This refers to a condition in which the lung collapses with no apparent injury or trauma. Abnormal, small, air-filled sacs in the lung called “blebs” typically rupture and leak air into the pleural space, leading to the spontaneous pneumothorax.
Direct trauma to the chest wall from either blunt or penetrating trauma causes this condition. Trauma also can come from diagnostic or therapeutic medical procedures that can result in a punctured lung such as needle aspiration of fluid from the pleural space, a lung biopsy, or insertion of a large IV catheter into a vein near the neck.
Disease-related pneumothorax can occur due to abnormalities in the lung tissue. A collapsed lung can arise as a complication of the following conditions:
- Cystic fibrosis
- Chronic obstructive pulmonary disease (COPD),
- Pneumocystis jirovecii pneumonia (PCP)
Risk factors of Pneumothorax
- Very tall, thin people are prone to a spontaneous pneumothorax
- Cigarette smoking
- Recreational drug use or abuse
- age <40 years
- Chest trauma
- FHx of pneumothorax
Common symptoms of a collapsed lung include:
- Sharp chest or shoulder pain, made worse by a deep breath or a cough
- Shortness of breath
- Nasal flaring (from shortness of breath)
A larger pneumothorax causes more severe symptoms, including:

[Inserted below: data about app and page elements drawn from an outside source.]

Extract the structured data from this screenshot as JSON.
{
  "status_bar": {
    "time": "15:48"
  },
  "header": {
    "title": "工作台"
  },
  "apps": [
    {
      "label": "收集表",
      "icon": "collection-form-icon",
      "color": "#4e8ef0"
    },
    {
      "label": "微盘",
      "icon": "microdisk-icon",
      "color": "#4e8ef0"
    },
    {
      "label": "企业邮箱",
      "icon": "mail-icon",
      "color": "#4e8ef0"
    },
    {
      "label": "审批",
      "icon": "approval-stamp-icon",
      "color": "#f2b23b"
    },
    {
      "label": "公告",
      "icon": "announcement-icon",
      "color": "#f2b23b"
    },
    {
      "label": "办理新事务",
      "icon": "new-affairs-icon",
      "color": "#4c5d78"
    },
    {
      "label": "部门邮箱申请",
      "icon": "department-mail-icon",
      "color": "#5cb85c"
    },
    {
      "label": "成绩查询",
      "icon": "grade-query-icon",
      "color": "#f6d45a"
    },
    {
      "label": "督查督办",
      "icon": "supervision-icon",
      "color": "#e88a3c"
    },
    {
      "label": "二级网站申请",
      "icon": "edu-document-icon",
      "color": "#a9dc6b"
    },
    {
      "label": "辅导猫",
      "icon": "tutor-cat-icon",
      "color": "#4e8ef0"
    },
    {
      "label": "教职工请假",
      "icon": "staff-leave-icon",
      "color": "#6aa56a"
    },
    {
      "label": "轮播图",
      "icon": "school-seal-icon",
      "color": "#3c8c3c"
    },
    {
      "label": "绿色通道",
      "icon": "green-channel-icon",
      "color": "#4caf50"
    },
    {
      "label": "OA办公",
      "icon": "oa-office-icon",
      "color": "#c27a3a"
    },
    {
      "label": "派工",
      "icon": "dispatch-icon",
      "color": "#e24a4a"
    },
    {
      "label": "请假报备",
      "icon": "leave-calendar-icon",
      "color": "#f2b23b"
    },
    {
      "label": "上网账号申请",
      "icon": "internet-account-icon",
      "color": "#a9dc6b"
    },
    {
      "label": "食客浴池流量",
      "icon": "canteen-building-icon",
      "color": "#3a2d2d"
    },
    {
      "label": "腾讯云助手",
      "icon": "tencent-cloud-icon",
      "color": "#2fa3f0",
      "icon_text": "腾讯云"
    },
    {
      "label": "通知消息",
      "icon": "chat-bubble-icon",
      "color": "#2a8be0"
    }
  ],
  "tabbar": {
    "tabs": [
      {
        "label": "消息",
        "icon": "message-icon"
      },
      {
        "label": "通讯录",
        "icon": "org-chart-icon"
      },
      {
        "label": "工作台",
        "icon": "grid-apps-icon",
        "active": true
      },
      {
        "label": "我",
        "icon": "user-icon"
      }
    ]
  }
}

- Bluish color of the skin due to lack of oxygen
- Chest tightness
- Lightheadedness and near fainting
- Easy fatigue
- Rapid heart rate

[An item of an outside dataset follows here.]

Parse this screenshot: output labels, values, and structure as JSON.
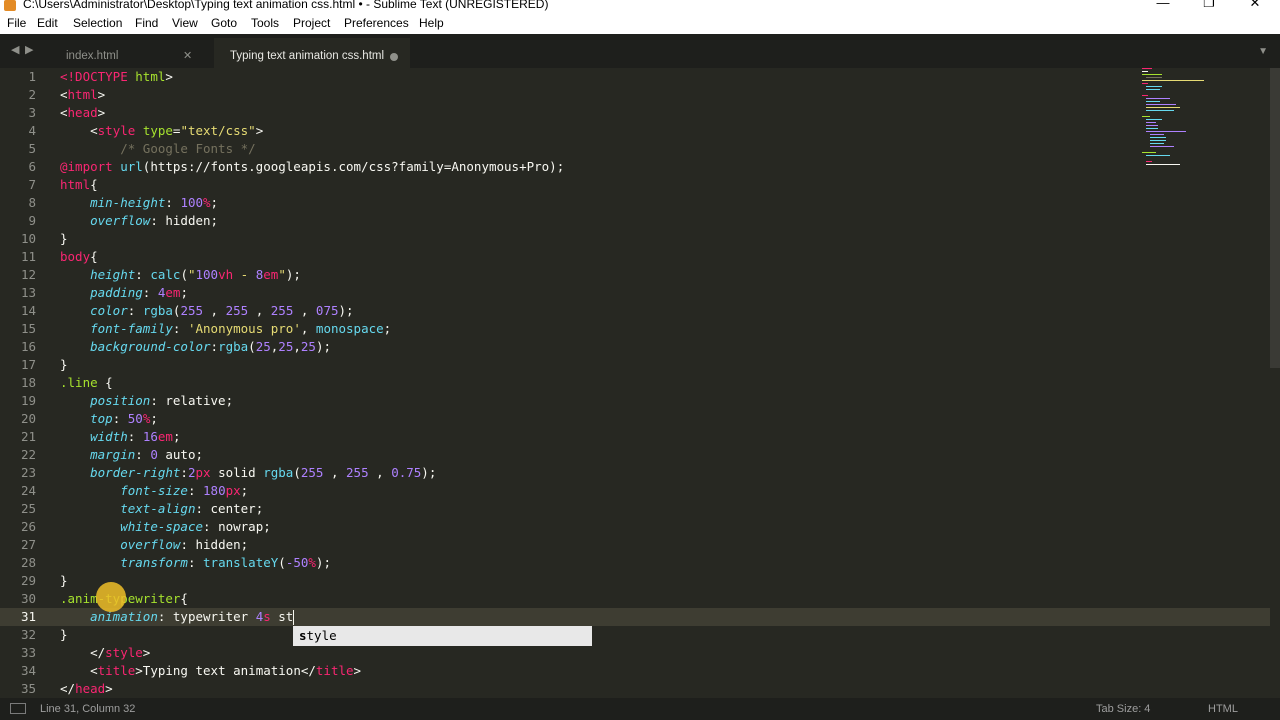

- Shock and collapse
Complications of Pneumothorax
Some of the complications which includes
- In future, there may be a chance for another collapsed lung

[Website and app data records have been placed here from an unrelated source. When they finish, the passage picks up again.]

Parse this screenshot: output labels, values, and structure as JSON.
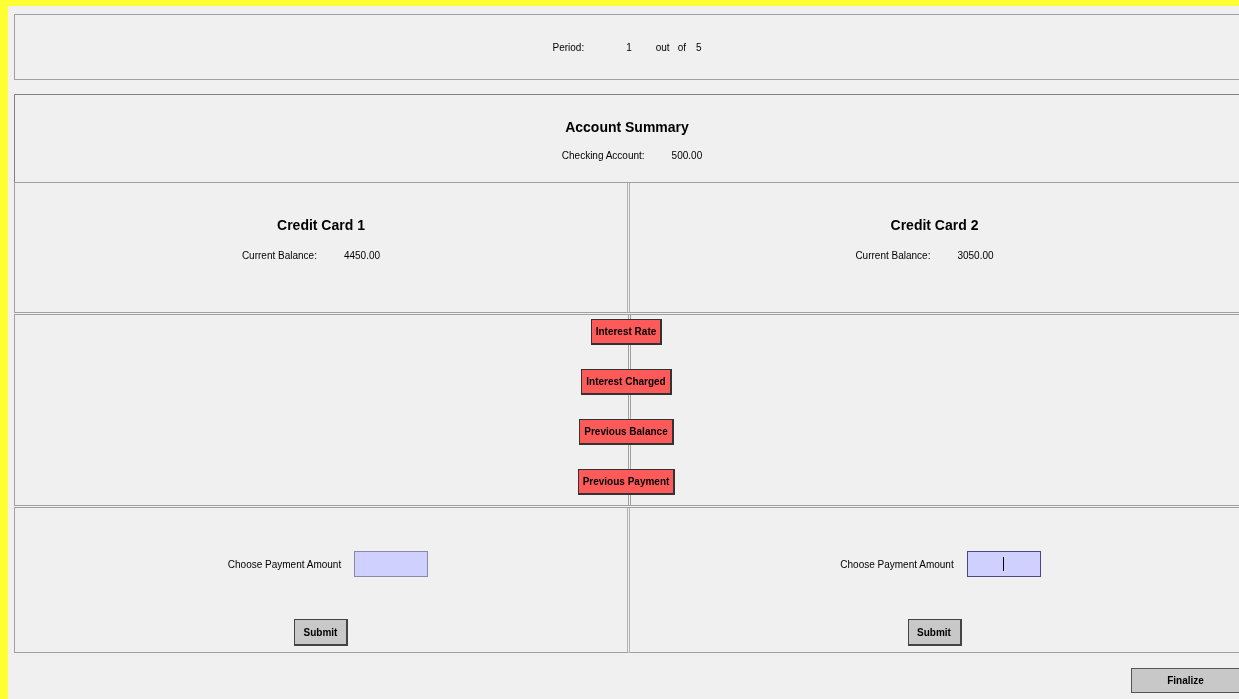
{
  "period": {
    "label": "Period:",
    "current": "1",
    "out_word": "out",
    "of_word": "of",
    "total": "5"
  },
  "summary": {
    "title": "Account Summary",
    "label": "Checking Account:",
    "value": "500.00"
  },
  "cards": [
    {
      "title": "Credit Card 1",
      "label": "Current Balance:",
      "value": "4450.00"
    },
    {
      "title": "Credit Card 2",
      "label": "Current Balance:",
      "value": "3050.00"
    }
  ],
  "info_buttons": [
    "Interest Rate",
    "Interest Charged",
    "Previous Balance",
    "Previous Payment"
  ],
  "payments": [
    {
      "label": "Choose Payment Amount",
      "focused": false,
      "button": "Submit"
    },
    {
      "label": "Choose Payment Amount",
      "focused": true,
      "button": "Submit"
    }
  ],
  "finalize_button": "Finalize"
}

- Shock, if there are serious injuries or infection, severe inflammation, or fluid in the lung develop
- Air may sometimes continue to leak if the opening in the lung won’t close.
Diagnosis and test
The diagnosis can be based on the presence of airspace around the lungs. Detecting this can be difficult. Some imaging tests may be compromised by the air’s position between the chest wall and lung.
Imaging tests commonly used to diagnose it include:
- An upright posteroanterior chest radiograph
- A CT scan
- Lung sonography
- A thoracic ultrasound
Treatment and medications
Maintain a closed chest drainage system: Be sure to tape all connections, and secure the tube carefully at the insertion site with adhesive bandages. Regulate suction according to the chest tube system directions; generally, suction does not exceed 20 to 25 cm H2O negative pressure.
Autotransfusion: Autotransfusion involves taking the patient’s own blood that has been drained from the chest, filtering it, and then transfusing it back into the vascular system.
Monitor a chest tube unit for any kinks or bubbling: These could indicate an air leak, but do not clamp a chest tube without a physician’s order because clamping may lead to tension pneumothorax.
Chest tube: A small chest tube is inserted near the second intercostal space to drain the fluid and air. For patients with the jeopardized gas exchange, chest tube insertion may be necessary to achieve lung re-expansion. The priority is to maintain airway, breathing, and circulation. The most important interventions focus on rein flatting the lung by evacuating the pleural air. Patients with a primary spontaneous pneumothorax that is small with minimal symptoms may have spontaneous sealing and lung re-expansion.
Antibiotics: Antibiotics are usually prescribed to combat infection from contamination.
Oxygen therapy: The patient with possible tension pneumothorax should immediately be given a high concentration of supplemental oxygen to treat the hypoxemia.
Prevention of Pneumothorax
There is no known way to prevent a collapsed lung. Following standard procedure can reduce the risk of a pneumothorax when scuba diving. You can decrease your risk by not smoking.